(Data about app and page elements)
★ ★ ★ ★

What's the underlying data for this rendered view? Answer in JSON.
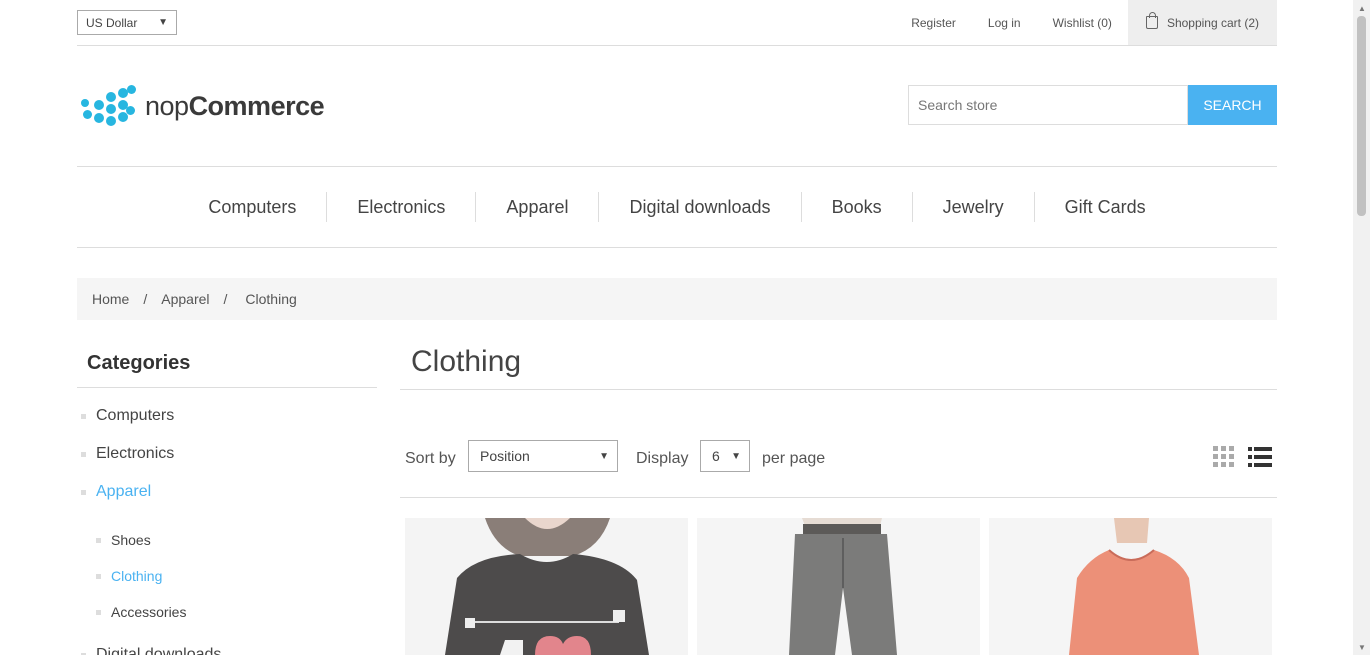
{
  "header": {
    "currency": "US Dollar",
    "links": {
      "register": "Register",
      "login": "Log in",
      "wishlist": "Wishlist (0)",
      "cart": "Shopping cart (2)"
    }
  },
  "logo": {
    "text_light": "nop",
    "text_bold": "Commerce"
  },
  "search": {
    "placeholder": "Search store",
    "button": "SEARCH"
  },
  "menu": [
    "Computers",
    "Electronics",
    "Apparel",
    "Digital downloads",
    "Books",
    "Jewelry",
    "Gift Cards"
  ],
  "breadcrumb": {
    "home": "Home",
    "sep": "/",
    "parent": "Apparel",
    "current": "Clothing"
  },
  "sidebar": {
    "title": "Categories",
    "items": [
      "Computers",
      "Electronics",
      "Apparel"
    ],
    "subitems": [
      "Shoes",
      "Clothing",
      "Accessories"
    ],
    "next_item": "Digital downloads"
  },
  "main": {
    "title": "Clothing",
    "sort_label": "Sort by",
    "sort_value": "Position",
    "display_label": "Display",
    "display_value": "6",
    "per_page": "per page"
  },
  "colors": {
    "accent": "#4ab2f1",
    "logo": "#27b6e0"
  }
}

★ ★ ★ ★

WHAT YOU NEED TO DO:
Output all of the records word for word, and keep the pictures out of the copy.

ANSWER SPACE:
What's the underlying data for this rendered view? Answer in JSON.
{
  "header": {
    "currency": "US Dollar",
    "links": {
      "register": "Register",
      "login": "Log in",
      "wishlist": "Wishlist (0)",
      "cart": "Shopping cart (2)"
    }
  },
  "logo": {
    "text_light": "nop",
    "text_bold": "Commerce"
  },
  "search": {
    "placeholder": "Search store",
    "button": "SEARCH"
  },
  "menu": [
    "Computers",
    "Electronics",
    "Apparel",
    "Digital downloads",
    "Books",
    "Jewelry",
    "Gift Cards"
  ],
  "breadcrumb": {
    "home": "Home",
    "sep": "/",
    "parent": "Apparel",
    "current": "Clothing"
  },
  "sidebar": {
    "title": "Categories",
    "items": [
      "Computers",
      "Electronics",
      "Apparel"
    ],
    "subitems": [
      "Shoes",
      "Clothing",
      "Accessories"
    ],
    "next_item": "Digital downloads"
  },
  "main": {
    "title": "Clothing",
    "sort_label": "Sort by",
    "sort_value": "Position",
    "display_label": "Display",
    "display_value": "6",
    "per_page": "per page"
  },
  "colors": {
    "accent": "#4ab2f1",
    "logo": "#27b6e0"
  }
}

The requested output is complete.